rotational kinetic energy = 0.5 I ⋅ M ⋅ ω², where I is the moment of intertia, M the mass and ω the angular speed
Quick comment: Get the mass out of that formula (the mass is already accounted for in the moment of inertia): rot KE = 0.5 I ⋅ ω²

Mentor
Hint: The power will be equal to the rate of change of the rotational energy with respect to time. So think about differentiation of the rotational energy equation, taking into account that ω is a function of time.

kent davidge
Doc Al Ok.
gneill Would it becomes dk/dt = - 5 × (10^31) = - 4.22(10^-13)4π²⋅I / (4.22(10^-13)t + 0.0331)³ and for t = 0, I ≅ 1.09 × 10^25 ?

Mentor
Let's use symbols and avoid plugging in any numbers until the end.

The power: ##p = 5 ⋅ 10^{31}~W ##
The current period: ##\tau = 0.0331~s ##
The rate of change of the period: ##\frac{Δ\tau}{Δt} = -4.22⋅10^{-13} ##

Write the simple relationship for the angular speed ω given the period ##\tau##. Assume that ω and ##\tau## are functions of time, ##ω(t)## and ##\tau(t)##, and differentiate (hint: chain rule). You'll end up with ##\frac{d ω}{dt}## in terms of ##\tau## and ##\frac{d \tau}{dt}##. Note that a useful approximation is ##\frac{d \tau}{dt} ≈ \frac{Δ\tau}{Δt}##

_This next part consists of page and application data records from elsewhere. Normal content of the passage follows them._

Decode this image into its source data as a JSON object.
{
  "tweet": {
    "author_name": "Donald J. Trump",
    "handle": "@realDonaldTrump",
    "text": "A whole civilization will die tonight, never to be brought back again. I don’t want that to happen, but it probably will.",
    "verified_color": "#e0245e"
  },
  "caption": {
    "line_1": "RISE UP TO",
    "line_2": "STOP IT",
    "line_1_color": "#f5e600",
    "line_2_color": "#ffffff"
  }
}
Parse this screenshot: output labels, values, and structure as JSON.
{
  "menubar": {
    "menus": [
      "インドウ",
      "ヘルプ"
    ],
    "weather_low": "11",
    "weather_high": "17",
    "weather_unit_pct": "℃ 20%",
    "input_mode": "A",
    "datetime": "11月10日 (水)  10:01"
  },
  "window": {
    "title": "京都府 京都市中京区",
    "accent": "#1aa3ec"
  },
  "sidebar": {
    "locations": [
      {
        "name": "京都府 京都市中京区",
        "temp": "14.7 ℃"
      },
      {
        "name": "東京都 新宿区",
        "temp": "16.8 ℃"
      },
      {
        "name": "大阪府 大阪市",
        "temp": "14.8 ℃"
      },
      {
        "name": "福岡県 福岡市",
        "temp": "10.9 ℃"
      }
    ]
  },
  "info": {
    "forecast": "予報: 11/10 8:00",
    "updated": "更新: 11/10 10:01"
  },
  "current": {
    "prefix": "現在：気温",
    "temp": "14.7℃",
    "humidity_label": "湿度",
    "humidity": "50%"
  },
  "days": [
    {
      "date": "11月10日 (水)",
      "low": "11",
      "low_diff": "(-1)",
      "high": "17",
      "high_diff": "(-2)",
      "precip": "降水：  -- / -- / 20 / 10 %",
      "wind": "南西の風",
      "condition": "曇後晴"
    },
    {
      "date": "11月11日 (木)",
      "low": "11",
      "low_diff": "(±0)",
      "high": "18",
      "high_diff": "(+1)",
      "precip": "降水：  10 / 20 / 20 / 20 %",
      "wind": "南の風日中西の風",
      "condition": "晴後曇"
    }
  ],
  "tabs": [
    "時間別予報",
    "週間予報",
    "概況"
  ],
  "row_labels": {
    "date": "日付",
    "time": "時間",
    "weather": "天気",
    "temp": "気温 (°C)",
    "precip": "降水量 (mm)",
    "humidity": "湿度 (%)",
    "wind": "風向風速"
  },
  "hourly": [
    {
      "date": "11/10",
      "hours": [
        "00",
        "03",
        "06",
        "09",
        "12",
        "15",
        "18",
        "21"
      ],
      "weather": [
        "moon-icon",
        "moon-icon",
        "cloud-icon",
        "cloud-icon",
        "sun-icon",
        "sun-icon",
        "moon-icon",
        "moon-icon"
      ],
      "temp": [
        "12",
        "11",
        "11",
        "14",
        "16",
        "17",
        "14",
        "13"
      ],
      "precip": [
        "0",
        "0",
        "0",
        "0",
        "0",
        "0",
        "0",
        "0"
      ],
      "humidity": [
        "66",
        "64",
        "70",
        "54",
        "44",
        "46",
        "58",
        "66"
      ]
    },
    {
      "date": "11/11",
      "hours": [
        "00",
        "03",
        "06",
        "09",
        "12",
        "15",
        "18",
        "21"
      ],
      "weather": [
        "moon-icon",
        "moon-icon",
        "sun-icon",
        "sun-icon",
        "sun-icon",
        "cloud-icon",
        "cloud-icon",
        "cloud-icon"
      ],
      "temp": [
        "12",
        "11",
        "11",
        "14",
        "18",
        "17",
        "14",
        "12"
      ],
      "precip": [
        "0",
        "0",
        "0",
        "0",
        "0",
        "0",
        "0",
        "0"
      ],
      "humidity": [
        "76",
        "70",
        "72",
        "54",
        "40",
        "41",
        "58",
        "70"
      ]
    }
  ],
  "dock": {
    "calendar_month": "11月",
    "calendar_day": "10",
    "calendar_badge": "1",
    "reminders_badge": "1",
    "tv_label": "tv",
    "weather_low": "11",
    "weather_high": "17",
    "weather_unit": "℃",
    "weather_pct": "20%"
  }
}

I suspect that that should be sufficient hints...

kent davidge
Ok. I will do that.